[Input Boundary: Start]

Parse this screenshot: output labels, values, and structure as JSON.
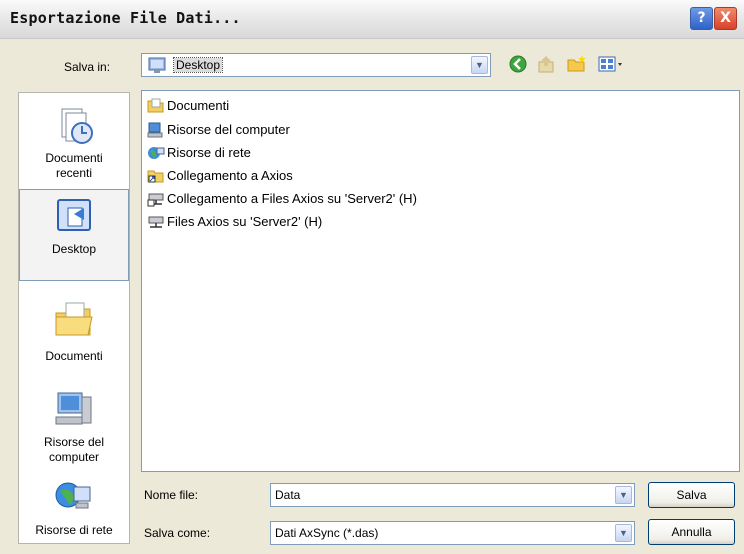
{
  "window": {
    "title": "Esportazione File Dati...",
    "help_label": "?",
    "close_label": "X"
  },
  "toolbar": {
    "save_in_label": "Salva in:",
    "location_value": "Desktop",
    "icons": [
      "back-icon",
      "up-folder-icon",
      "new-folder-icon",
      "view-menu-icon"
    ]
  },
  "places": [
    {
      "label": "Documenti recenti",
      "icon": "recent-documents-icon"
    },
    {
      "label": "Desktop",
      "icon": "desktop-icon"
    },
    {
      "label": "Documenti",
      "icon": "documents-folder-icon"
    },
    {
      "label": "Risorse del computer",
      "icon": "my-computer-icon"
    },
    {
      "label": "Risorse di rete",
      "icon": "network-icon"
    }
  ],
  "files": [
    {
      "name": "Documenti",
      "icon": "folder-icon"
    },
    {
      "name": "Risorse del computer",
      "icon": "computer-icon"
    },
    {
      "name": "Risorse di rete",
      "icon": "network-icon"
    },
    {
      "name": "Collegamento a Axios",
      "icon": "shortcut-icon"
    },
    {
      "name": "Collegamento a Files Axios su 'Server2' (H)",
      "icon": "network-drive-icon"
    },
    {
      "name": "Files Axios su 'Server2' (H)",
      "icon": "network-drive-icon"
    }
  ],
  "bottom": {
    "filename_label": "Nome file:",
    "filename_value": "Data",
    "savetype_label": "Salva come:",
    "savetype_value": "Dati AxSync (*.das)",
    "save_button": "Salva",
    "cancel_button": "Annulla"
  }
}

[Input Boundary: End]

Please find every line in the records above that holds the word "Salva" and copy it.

Expected output:
    "save_in_label": "Salva in:",
    "savetype_label": "Salva come:",
    "save_button": "Salva",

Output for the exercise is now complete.